(Dataset excerpts)
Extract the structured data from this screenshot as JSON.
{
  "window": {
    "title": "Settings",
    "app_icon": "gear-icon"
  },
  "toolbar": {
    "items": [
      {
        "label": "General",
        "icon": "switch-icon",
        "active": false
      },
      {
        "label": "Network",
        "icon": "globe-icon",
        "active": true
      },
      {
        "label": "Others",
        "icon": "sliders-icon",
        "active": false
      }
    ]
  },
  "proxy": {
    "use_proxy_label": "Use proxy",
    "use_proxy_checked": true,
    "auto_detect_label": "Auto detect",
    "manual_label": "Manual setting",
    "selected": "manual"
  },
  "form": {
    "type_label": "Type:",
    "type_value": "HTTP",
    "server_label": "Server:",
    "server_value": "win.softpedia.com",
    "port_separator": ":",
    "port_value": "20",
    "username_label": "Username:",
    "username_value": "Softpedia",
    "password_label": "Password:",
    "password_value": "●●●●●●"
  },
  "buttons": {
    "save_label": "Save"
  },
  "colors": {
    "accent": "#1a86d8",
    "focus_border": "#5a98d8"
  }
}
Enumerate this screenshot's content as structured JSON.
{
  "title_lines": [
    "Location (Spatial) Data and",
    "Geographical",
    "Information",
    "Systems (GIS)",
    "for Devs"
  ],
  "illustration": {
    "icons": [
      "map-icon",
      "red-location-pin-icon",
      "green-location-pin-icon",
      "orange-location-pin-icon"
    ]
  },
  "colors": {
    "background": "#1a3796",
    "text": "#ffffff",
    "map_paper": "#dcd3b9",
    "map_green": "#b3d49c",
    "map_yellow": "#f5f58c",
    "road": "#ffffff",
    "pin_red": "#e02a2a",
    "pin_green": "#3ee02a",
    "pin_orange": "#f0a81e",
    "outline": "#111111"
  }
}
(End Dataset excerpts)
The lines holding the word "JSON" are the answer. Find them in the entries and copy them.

Exercise solution:
Extract the structured data from this screenshot as JSON.
Enumerate this screenshot's content as structured JSON.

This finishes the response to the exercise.